▶ **WHAT THIS TASK INVOLVES**
Your answer should consist solely of the lines from the one containing "Give me the" through the end of the entries below, duplicated exactly.

Segment Start: INPUT RECORDS

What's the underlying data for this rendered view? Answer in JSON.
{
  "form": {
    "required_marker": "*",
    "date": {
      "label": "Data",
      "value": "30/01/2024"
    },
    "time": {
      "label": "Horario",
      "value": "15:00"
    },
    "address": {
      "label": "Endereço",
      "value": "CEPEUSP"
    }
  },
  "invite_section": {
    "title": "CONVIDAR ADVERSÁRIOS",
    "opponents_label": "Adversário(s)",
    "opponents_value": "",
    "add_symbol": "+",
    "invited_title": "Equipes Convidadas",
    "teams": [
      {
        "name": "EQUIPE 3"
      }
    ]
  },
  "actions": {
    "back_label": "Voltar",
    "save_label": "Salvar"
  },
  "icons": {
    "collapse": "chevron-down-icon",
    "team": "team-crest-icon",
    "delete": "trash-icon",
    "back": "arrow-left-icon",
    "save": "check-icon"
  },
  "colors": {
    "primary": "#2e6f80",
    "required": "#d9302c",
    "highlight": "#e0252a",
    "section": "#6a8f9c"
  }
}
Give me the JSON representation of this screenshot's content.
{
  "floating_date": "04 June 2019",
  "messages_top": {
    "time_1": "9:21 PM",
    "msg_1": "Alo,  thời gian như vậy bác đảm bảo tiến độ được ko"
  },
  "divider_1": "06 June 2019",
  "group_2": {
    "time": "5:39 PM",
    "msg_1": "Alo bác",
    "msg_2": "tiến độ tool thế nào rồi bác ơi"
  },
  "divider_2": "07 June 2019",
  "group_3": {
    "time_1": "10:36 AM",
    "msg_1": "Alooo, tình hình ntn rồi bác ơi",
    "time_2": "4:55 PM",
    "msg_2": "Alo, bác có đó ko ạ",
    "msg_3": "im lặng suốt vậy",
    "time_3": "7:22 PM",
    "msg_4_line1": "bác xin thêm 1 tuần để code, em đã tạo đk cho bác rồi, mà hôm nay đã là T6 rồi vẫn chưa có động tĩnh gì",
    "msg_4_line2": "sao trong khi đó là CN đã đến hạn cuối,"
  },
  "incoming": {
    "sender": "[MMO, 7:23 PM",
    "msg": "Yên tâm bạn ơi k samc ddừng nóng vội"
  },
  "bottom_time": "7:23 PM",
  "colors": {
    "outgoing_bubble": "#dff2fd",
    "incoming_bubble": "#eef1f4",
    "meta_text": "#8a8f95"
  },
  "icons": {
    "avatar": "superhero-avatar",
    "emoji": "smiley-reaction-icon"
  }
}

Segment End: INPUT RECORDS

▶ **RESULT BELOW**
Give me the JSON representation of this screenshot's content.
{
  "floating_date": "04 June 2019",
  "messages_top": {
    "time_1": "9:21 PM",
    "msg_1": "Alo,  thời gian như vậy bác đảm bảo tiến độ được ko"
  },
  "divider_1": "06 June 2019",
  "group_2": {
    "time": "5:39 PM",
    "msg_1": "Alo bác",
    "msg_2": "tiến độ tool thế nào rồi bác ơi"
  },
  "divider_2": "07 June 2019",
  "group_3": {
    "time_1": "10:36 AM",
    "msg_1": "Alooo, tình hình ntn rồi bác ơi",
    "time_2": "4:55 PM",
    "msg_2": "Alo, bác có đó ko ạ",
    "msg_3": "im lặng suốt vậy",
    "time_3": "7:22 PM",
    "msg_4_line1": "bác xin thêm 1 tuần để code, em đã tạo đk cho bác rồi, mà hôm nay đã là T6 rồi vẫn chưa có động tĩnh gì",
    "msg_4_line2": "sao trong khi đó là CN đã đến hạn cuối,"
  },
  "incoming": {
    "sender": "[MMO, 7:23 PM",
    "msg": "Yên tâm bạn ơi k samc ddừng nóng vội"
  },
  "bottom_time": "7:23 PM",
  "colors": {
    "outgoing_bubble": "#dff2fd",
    "incoming_bubble": "#eef1f4",
    "meta_text": "#8a8f95"
  },
  "icons": {
    "avatar": "superhero-avatar",
    "emoji": "smiley-reaction-icon"
  }
}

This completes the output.